Electric Spider Fence: This relatively new fence is mainly used to protect domestic animals or crops. It contains a 5‑wire system that is only 4 feet tall and uses a light 16‑gauge wire. It relies on fiberglass posts that maintain wire tension and spacing. It does not require bracing but requires wood posts on the corners. It comes with an electrified gate. Note: this is a semi‑permanent fence (lasts 10‑12 years), and not as durable or long lasting as woven wire. Baiting with peanut butter (as outlined above) is important to make this fence fully effective. The cost is under 50 cents per linear foot.

High-Tensile Vertical Fence: These fences deter deer effectively as long as a height of 8 feet is achieved and the wires are correctly spaced so deer don’t go through them. We recommend the design using 9 high-tensile wires (Craven et al, 2001 --- see diagram). Deer will try to go under or through these kinds of fences, so the bottom wire should be no more than 2 inches off the ground (strung very tightly) with additional wires spaced at 8-9 inch intervals. The materials include high-tensile, smooth wire, (12 ½ gauge) and an energizer that puts out 5000 volts at a maximum pulse. This fence can last as long as 25 years. Installation and materials range from 50 cents to $1.50 a linear foot. Some people run an additional, baited strand of hot wire (such as Premier Fence’s Intellitape or Intellirope) outside the fence to ensure that deer encounter electrified wire and get a shock before attempting to go through the vertical fence. The main problem with vertical fences is that deer tend to get through them, which is why this new design (9 high tensile wires, strung no more than 9 inches apart) replaces the older recommendation of a 7-wire vertical fence, with wires 10-12 inches apart (Craven et al, 2001).

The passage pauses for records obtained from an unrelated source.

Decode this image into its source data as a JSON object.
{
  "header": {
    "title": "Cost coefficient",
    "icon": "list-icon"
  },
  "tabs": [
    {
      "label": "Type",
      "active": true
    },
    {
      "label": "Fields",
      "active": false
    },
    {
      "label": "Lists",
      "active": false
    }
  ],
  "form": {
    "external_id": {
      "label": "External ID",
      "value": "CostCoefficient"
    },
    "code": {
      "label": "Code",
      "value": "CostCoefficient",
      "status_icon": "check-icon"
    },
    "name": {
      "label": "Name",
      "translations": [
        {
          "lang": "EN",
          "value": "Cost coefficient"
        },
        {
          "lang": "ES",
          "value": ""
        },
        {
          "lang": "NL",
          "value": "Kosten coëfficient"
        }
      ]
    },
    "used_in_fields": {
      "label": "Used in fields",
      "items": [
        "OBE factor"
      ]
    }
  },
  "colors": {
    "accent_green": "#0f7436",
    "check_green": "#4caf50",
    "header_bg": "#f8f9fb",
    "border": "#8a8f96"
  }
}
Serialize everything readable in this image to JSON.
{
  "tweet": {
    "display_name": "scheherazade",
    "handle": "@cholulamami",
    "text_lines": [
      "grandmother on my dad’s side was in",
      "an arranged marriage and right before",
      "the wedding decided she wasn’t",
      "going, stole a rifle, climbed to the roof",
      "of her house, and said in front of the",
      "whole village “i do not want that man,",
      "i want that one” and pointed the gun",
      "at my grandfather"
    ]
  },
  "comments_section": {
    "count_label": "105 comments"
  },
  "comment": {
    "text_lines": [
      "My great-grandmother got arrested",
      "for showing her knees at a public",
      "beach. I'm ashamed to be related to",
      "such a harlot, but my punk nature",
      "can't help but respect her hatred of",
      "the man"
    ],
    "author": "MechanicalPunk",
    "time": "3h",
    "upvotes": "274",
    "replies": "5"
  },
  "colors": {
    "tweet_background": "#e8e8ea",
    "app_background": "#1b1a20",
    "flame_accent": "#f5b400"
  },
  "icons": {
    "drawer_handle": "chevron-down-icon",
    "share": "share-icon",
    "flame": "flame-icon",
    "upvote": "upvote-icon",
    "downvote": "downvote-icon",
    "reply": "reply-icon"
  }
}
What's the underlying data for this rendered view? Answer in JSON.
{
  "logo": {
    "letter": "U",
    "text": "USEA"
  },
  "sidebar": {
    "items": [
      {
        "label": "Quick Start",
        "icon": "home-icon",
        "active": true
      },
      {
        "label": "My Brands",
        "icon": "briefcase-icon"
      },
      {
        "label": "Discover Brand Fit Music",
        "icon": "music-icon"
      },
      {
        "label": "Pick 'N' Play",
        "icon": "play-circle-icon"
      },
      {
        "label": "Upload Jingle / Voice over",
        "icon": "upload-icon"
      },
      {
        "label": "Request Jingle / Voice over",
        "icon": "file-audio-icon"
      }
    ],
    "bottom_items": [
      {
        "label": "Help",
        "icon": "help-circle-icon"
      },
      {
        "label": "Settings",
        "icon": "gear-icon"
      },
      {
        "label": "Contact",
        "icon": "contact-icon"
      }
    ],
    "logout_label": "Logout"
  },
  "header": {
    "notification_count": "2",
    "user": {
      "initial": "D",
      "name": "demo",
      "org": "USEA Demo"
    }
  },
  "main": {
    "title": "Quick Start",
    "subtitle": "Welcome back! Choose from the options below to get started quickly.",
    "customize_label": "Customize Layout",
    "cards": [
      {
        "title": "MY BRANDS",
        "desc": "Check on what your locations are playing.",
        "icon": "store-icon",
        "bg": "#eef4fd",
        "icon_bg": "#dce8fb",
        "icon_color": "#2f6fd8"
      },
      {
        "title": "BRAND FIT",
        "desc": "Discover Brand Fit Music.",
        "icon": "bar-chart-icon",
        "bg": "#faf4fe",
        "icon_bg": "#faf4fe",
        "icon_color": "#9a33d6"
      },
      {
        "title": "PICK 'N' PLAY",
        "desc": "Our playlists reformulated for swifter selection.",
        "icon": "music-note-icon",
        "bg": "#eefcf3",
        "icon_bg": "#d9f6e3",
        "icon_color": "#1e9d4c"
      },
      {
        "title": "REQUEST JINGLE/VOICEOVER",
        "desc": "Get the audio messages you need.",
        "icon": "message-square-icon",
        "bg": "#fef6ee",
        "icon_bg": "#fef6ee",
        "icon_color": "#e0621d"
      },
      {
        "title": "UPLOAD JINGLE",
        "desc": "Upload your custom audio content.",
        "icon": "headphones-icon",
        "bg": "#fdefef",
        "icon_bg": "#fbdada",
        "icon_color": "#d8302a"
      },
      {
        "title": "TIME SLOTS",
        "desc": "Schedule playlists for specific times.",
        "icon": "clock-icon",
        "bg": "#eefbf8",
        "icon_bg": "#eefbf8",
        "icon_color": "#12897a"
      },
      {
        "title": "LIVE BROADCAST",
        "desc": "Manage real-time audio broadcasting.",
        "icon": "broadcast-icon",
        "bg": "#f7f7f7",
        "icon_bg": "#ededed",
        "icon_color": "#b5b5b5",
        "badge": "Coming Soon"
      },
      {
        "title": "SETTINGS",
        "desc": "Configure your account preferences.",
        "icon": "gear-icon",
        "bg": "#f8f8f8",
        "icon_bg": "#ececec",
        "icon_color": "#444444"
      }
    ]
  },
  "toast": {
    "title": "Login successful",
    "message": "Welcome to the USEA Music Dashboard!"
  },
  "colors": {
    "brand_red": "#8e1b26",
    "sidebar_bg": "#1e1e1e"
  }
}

Slanted 7‑Wire Fence: This 12 gauge fence is a variation of the vertical fence and generally more effective because it confuses deer. It must be slanted at a 30‑degree angle to the ground. Because of the slanting effect, the deer see a much more formidable barrier than really exists. It measures only 5 feet high but 8 feet wide, and contains an electrical "incentive" which increases its deterrent value. This kind of fence costs about $1.50‑2.00 per linear foot. The disadvantages are that it’s more difficult to maneuver around this slanting fence to do maintenance (mowing, etc.) due to its wide berth. More importantly, far fewer people use this fence because it “requires strict adherence to construction guidelines concerning rigid fence corner assemblies and fence configurations (Craven et al, 2001).”


Peanut butter bait
Electric fencing
Unbrowsed due to electric fencing